◆ YOUR ASSIGNMENT: Search the entries for the word "Recorder". Copy every line that holds it.

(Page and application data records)

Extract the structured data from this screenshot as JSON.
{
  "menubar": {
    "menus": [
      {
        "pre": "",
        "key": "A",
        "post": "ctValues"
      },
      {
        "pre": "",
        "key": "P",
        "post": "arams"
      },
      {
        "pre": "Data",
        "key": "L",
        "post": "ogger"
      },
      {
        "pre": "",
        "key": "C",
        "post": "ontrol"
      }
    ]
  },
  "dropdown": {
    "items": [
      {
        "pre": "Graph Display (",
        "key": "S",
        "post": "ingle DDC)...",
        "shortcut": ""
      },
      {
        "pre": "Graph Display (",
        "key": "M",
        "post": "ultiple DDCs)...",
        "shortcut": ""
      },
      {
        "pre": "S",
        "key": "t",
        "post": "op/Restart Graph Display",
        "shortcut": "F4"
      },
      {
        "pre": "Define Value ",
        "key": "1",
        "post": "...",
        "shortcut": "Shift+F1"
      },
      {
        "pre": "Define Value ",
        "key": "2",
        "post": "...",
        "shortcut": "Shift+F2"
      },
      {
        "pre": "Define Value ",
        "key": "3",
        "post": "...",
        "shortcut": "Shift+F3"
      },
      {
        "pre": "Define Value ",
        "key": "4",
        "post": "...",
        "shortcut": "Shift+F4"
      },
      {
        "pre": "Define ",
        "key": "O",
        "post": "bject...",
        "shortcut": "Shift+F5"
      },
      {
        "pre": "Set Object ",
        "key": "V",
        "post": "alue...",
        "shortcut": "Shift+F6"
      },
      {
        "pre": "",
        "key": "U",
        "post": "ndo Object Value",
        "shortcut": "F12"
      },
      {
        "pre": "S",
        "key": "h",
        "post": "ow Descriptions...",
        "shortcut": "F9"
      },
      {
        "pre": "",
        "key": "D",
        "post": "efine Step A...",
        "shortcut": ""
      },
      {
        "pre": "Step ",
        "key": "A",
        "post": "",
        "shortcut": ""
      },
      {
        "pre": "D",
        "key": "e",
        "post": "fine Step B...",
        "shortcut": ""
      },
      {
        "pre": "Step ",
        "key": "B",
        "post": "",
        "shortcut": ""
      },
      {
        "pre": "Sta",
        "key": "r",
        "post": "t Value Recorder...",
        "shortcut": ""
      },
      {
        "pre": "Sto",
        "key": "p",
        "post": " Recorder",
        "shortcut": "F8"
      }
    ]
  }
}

◆ RESULT FOR THIS EXERCISE:
        "post": "t Value Recorder...",
        "post": " Recorder",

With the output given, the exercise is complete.